...BUT, THIS IS A GOOD EDITORIAL FROM THEIR POLITICAL EDITOR
THE last full week of referendum campaigning has been pretty scary, with lots of dire warnings about the long-lasting financial consequences of a Yes vote.
There have been warnings from John Lewis and Asda about the rising costs of their products after independence.
Obviously it costs more to bring a lorry full of stuff to Edinburgh or Inverness — starting next week.
Tesco was quoted in a Better Together leaflet suggesting prices would rise 16 per cent with independence — a claim bosses were forced to publicly shoot down.
But there are two reasons why the price of your shopping will not rise because of independence. One is Aldi and the other is Lidl.
Tesco profits are down by £900 million this year. The big supermarket chains are losing out hand over fist, undercut by the newly arrived chains.
These guys can manage to run a supermarket operation in Scotland all the way from Germany.

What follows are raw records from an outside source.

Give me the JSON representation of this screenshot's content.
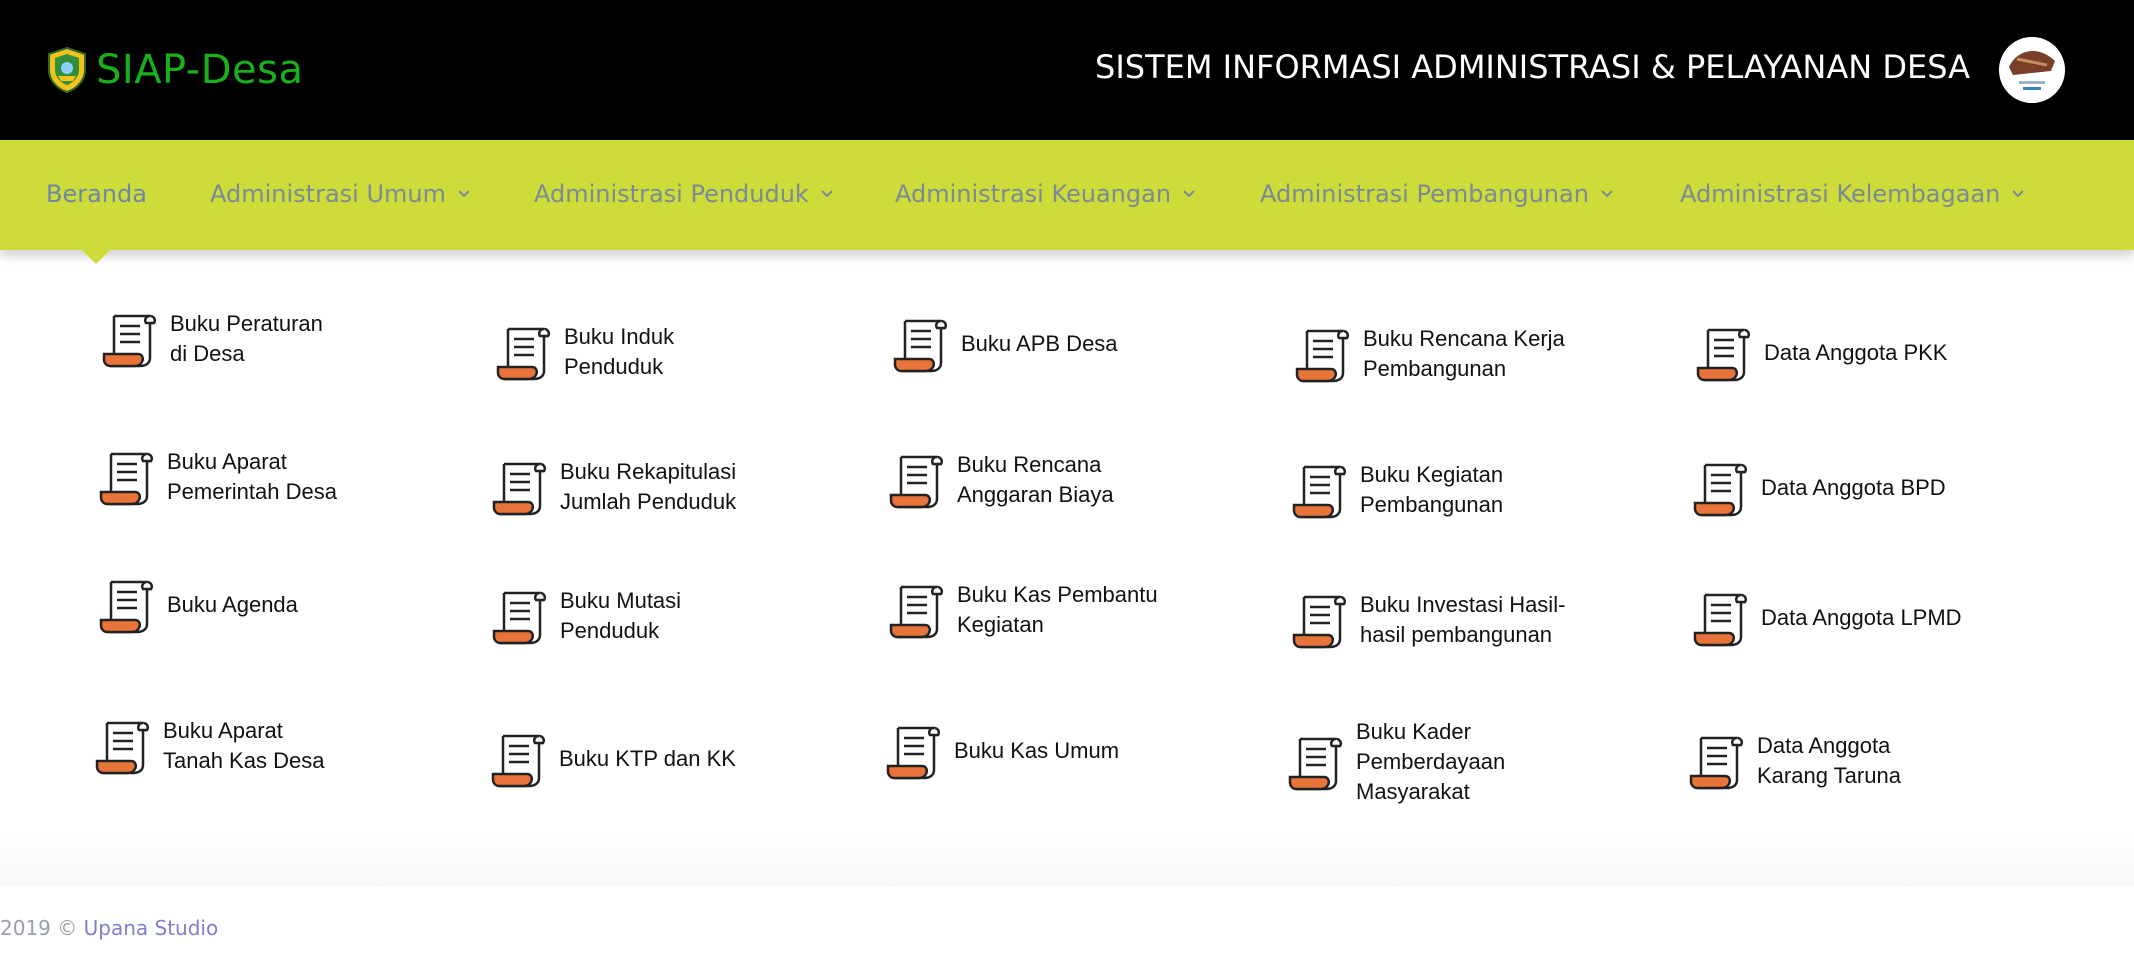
{
  "header": {
    "brand": "SIAP-Desa",
    "system_title": "SISTEM INFORMASI ADMINISTRASI & PELAYANAN DESA"
  },
  "nav": {
    "items": [
      {
        "label": "Beranda",
        "active": true
      },
      {
        "label": "Administrasi Umum"
      },
      {
        "label": "Administrasi Penduduk"
      },
      {
        "label": "Administrasi Keuangan"
      },
      {
        "label": "Administrasi Pembangunan"
      },
      {
        "label": "Administrasi Kelembagaan"
      }
    ]
  },
  "menu": {
    "col1": [
      {
        "label": "Buku Peraturan\ndi Desa"
      },
      {
        "label": "Buku Aparat\nPemerintah Desa"
      },
      {
        "label": "Buku Agenda"
      },
      {
        "label": "Buku Aparat\nTanah Kas Desa"
      }
    ],
    "col2": [
      {
        "label": "Buku Induk\nPenduduk"
      },
      {
        "label": "Buku Rekapitulasi\nJumlah Penduduk"
      },
      {
        "label": "Buku Mutasi\nPenduduk"
      },
      {
        "label": "Buku KTP dan KK"
      }
    ],
    "col3": [
      {
        "label": "Buku APB Desa"
      },
      {
        "label": "Buku Rencana\nAnggaran Biaya"
      },
      {
        "label": "Buku Kas Pembantu\nKegiatan"
      },
      {
        "label": "Buku Kas Umum"
      }
    ],
    "col4": [
      {
        "label": "Buku Rencana  Kerja\nPembangunan"
      },
      {
        "label": "Buku Kegiatan\nPembangunan"
      },
      {
        "label": "Buku Investasi Hasil-\nhasil pembangunan"
      },
      {
        "label": "Buku Kader\nPemberdayaan\nMasyarakat"
      }
    ],
    "col5": [
      {
        "label": "Data Anggota PKK"
      },
      {
        "label": "Data Anggota BPD"
      },
      {
        "label": "Data Anggota LPMD"
      },
      {
        "label": "Data Anggota\nKarang Taruna"
      }
    ]
  },
  "footer": {
    "copyright": "2019 © ",
    "studio": "Upana Studio"
  },
  "colors": {
    "header_bg": "#000000",
    "nav_bg": "#cddc39",
    "brand_green": "#18b01b",
    "icon_orange": "#e8743b"
  },
  "icons": {
    "document": "scroll-document-icon",
    "nav_dropdown": "chevron-down-icon"
  }
}
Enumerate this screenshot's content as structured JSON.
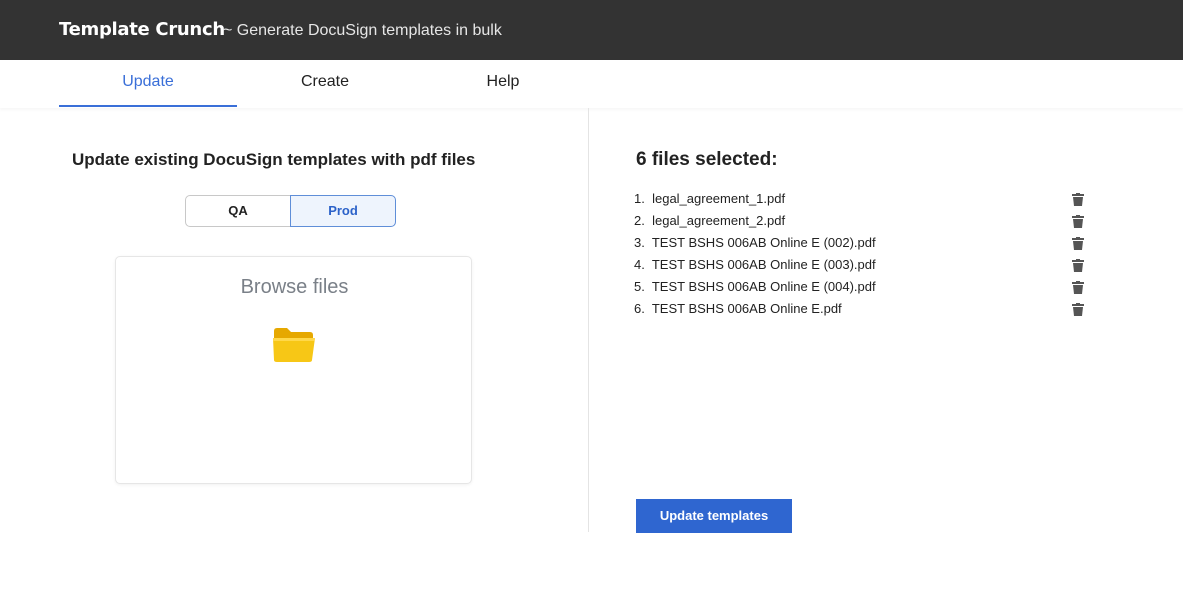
{
  "app": {
    "title": "Template Crunch",
    "subtitle": "~ Generate DocuSign templates in bulk"
  },
  "tabs": [
    {
      "label": "Update",
      "active": true
    },
    {
      "label": "Create",
      "active": false
    },
    {
      "label": "Help",
      "active": false
    }
  ],
  "left": {
    "heading": "Update existing DocuSign templates with pdf files",
    "environment": {
      "options": [
        "QA",
        "Prod"
      ],
      "selected": "Prod"
    },
    "dropzone": {
      "label": "Browse files",
      "icon": "folder-icon"
    }
  },
  "right": {
    "heading": "6 files selected:",
    "files": [
      {
        "num": "1.",
        "name": "legal_agreement_1.pdf"
      },
      {
        "num": "2.",
        "name": "legal_agreement_2.pdf"
      },
      {
        "num": "3.",
        "name": "TEST BSHS 006AB Online E (002).pdf"
      },
      {
        "num": "4.",
        "name": "TEST BSHS 006AB Online E (003).pdf"
      },
      {
        "num": "5.",
        "name": "TEST BSHS 006AB Online E (004).pdf"
      },
      {
        "num": "6.",
        "name": "TEST BSHS 006AB Online E.pdf"
      }
    ],
    "delete_icon": "trash-icon",
    "submit_label": "Update templates"
  },
  "colors": {
    "topbar": "#333333",
    "accent": "#3a6fd8",
    "button": "#2f66d0",
    "folder": "#f5c518"
  }
}
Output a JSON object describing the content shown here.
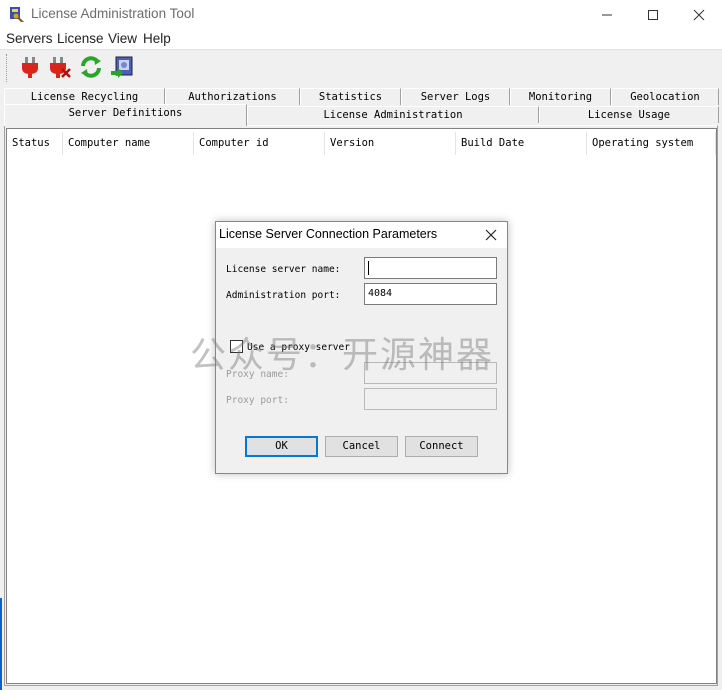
{
  "window": {
    "title": "License Administration Tool",
    "app_icon": "license-tool-icon"
  },
  "menu": [
    "Servers",
    "License",
    "View",
    "Help"
  ],
  "toolbar": {
    "buttons": [
      {
        "icon": "plug-connect-icon"
      },
      {
        "icon": "plug-disconnect-icon"
      },
      {
        "icon": "refresh-icon"
      },
      {
        "icon": "server-export-icon"
      }
    ]
  },
  "tabs": {
    "row1": [
      "License Recycling",
      "Authorizations",
      "Statistics",
      "Server Logs",
      "Monitoring",
      "Geolocation"
    ],
    "row2": [
      "Server Definitions",
      "License Administration",
      "License Usage"
    ],
    "active": "Server Definitions"
  },
  "table": {
    "columns": [
      "Status",
      "Computer name",
      "Computer id",
      "Version",
      "Build Date",
      "Operating system"
    ],
    "rows": []
  },
  "dialog": {
    "title": "License Server Connection Parameters",
    "server_name_label": "License server name:",
    "server_name_value": "",
    "admin_port_label": "Administration port:",
    "admin_port_value": "4084",
    "proxy_checkbox_label": "Use a proxy server",
    "proxy_checked": false,
    "proxy_name_label": "Proxy name:",
    "proxy_port_label": "Proxy port:",
    "ok_label": "OK",
    "cancel_label": "Cancel",
    "connect_label": "Connect"
  },
  "watermark": "公众号：开源神器",
  "colors": {
    "accent": "#0078d7",
    "plug_red": "#d9261c",
    "refresh_green": "#2aa52a"
  }
}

So the chances are Tesco can manage to do it from Kent if they really put their minds to it.
But if they are absolutely determined to make sure more people shop at Aldi, a good way to do that would be to make their prices even higher.
RBS and many other banks and financial institutions have made it clear they will flee from Scotland if there is a Yes on Thursday.
The chief economist at Deutsche Bank, David Folkerts-Landau said voting for independence “would go down in history as a political and economic mistake” as large as those which sparked the Great Depression of the1930s.
Just to be clear, this is the same Deutsche Bank which made a loss of 1.153billion euros in only the last four months of 2013.
Roughly half of that loss came from legal fees in America where the bank was forced to pay fines of 1.4billion euros for selling dodgy financial products.
So you may wish to accept Mr Folkerts-Landau’s advice — or you may take the view that he should spend a bit less time fretting about us.
Last month, the London branch of Deutsche Bank was fined £4.7million by UK regulators for financial irregularities in an astounding 29 million separate transactions.
It would have been more but, after they were caught, they put their hands up so they got a 30 per cent reduction.
Which is nice but not the sort of thing that usually applies to your average shoplifter.
In December last year, Deutsche Bank was fined — wait for it — £578 million by the European Commission for fiddling the Libor rate.
That means they were part of a conspiracy to manipulate the interest rates you pay on your car loan, your credit card and your mortgage.
Can you guess who else got fined, who else was part of the conspiracy to rip you off?
That’s right, it was RBS who were fined £310 million.
Do you know who paid that fine? It was the shareholders of RBS.
And do you know who owns 81 per cent of the shares of RBS? That would be you and me.
These people are like criminals — they keep getting caught. They are like inept criminals.
They are so astoundingly bad at their jobs that they actually managed to go bust in the biggest bankruptcy the world has ever seen.
They relied on the rest of us to clean up their mess, continued to use our money to carry out illegal activity and when they got caught, used our money to pay the fines.
Actually I've changed my mind. They’re not like inept criminals at all. That’s brilliant. They are masterminds.
But when they come forward to issue their dire warnings on Scotland’s future, I remember that — however clever they are — they still acted illegally.
It’s just possible — in fact I think it’s more than likely — that these people are not speaking with my interests at heart.
A policeman might suggest I should remember to flick the catch on my double glazing and possibly invest in a new lock for the front door.
A burglar is likely to offer rather different advice.
It’s been a scary week but I’m not scared.
I don’t have room in my heart to be scared because I’m so proud of us.
Look at what we have done. Can you ever think of a time when people were talking about politics in pubs and cafés, on the bus, on a train? It’s happening every day.
Could you ever imagine church halls would be packed out night after night with people wanting to discuss and debate and learn and think and plan together?
Yes, Jim Murphy got hit with an egg. Big deal.
One should not have joined if one could not take a joke.
Aside from that, we have come through this with dignity and generosity, understanding and a willingness to listen.
It took Northern Ireland 30 years of bombings and murders and bloodshed and intimidation to get to where we are now.
And we could be on the brink of going an awful lot further with hardly a nose punched.
That is a fantastic achievement by a fantastic nation.
It’s like the Bible says — “Your sons and your daughters shall prophesy, and your young men shall see visions, and your old men shall dream dreams”.
Our sons and daughters are daring to look ahead to a future that will be much different from what we have known.
There is a vision now available to us of a Scotland over the horizon.
These past two-and-a-half years have changed everything.
I look at my kids and I trust them. I’m not scared.
On Friday, we are going to start again.
We either start from scratch on new foundations or we rebuild what we’ve got.
But we have to believe it’s going to be better so, please, don't be scared.